EXERCISE DIRECTIONS:
Your answer is a copy of every line in the records where "value" appears.

PROVIDED DATA:
-*-*-

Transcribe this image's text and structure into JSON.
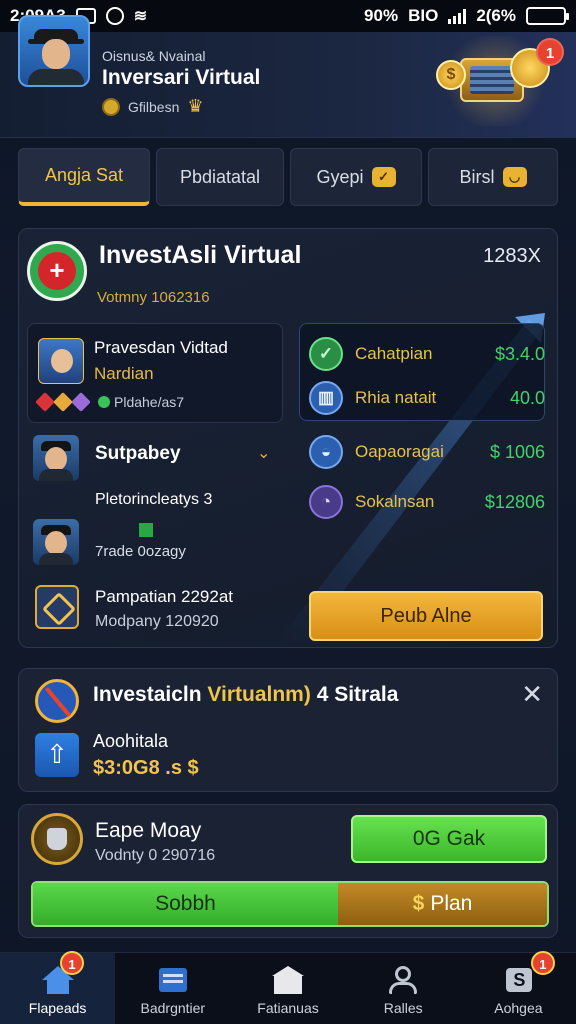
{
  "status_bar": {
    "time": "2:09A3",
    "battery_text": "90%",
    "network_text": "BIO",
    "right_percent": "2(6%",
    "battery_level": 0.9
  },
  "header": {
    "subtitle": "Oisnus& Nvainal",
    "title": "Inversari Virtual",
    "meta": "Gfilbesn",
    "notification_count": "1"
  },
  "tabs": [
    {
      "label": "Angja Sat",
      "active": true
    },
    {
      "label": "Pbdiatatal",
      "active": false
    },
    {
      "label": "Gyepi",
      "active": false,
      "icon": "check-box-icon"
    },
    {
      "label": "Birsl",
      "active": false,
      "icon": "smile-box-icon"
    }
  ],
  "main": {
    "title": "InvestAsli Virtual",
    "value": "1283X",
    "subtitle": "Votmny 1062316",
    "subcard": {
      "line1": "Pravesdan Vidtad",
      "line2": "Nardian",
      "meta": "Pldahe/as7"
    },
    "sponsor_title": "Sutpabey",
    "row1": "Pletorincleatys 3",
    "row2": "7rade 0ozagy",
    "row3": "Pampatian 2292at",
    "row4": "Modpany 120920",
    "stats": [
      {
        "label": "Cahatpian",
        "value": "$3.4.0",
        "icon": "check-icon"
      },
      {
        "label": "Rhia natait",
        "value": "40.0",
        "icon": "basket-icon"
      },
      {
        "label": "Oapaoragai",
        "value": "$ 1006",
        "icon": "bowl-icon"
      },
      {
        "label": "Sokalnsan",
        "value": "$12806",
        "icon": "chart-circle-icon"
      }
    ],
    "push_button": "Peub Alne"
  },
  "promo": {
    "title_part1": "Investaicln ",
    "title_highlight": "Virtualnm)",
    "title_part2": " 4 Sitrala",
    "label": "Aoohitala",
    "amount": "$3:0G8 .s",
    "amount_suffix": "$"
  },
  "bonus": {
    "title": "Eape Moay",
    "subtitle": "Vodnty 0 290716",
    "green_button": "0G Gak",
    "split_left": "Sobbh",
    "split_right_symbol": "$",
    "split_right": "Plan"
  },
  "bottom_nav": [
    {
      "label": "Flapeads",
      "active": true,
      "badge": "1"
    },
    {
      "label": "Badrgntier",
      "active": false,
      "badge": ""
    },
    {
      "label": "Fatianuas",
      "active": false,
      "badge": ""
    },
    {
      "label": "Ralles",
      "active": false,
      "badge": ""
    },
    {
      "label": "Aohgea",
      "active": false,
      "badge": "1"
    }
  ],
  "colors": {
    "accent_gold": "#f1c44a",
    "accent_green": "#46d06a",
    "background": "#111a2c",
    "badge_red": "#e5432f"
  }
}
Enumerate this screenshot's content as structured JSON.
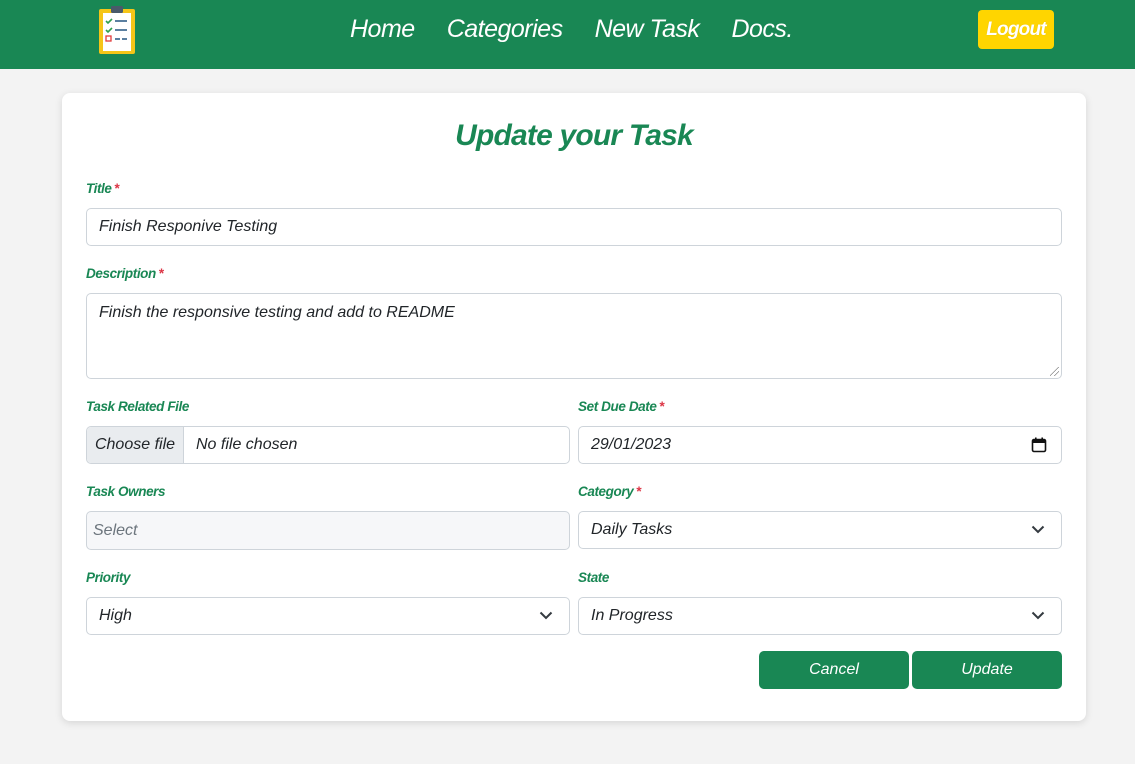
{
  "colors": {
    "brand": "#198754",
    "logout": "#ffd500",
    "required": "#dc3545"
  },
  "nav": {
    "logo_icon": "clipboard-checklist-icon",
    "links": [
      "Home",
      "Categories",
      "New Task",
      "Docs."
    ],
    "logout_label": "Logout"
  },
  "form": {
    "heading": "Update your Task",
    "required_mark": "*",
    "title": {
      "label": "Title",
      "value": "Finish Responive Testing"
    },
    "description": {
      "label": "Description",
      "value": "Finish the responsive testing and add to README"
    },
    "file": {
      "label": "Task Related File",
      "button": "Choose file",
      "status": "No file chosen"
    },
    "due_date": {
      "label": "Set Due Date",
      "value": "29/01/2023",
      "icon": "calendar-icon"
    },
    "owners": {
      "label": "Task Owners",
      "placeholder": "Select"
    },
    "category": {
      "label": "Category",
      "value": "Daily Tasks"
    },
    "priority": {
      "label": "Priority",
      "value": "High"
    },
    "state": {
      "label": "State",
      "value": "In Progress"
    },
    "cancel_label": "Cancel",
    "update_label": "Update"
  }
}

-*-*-

EXERCISE OUTPUT:
    "value": "1283X",
        "value": "$3.4.0",
        "value": "40.0",
        "value": "$ 1006",
        "value": "$12806",
      "value": "Finish Responive Testing"
      "value": "Finish the responsive testing and add to README"
      "value": "29/01/2023",
      "value": "Daily Tasks"
      "value": "High"
      "value": "In Progress"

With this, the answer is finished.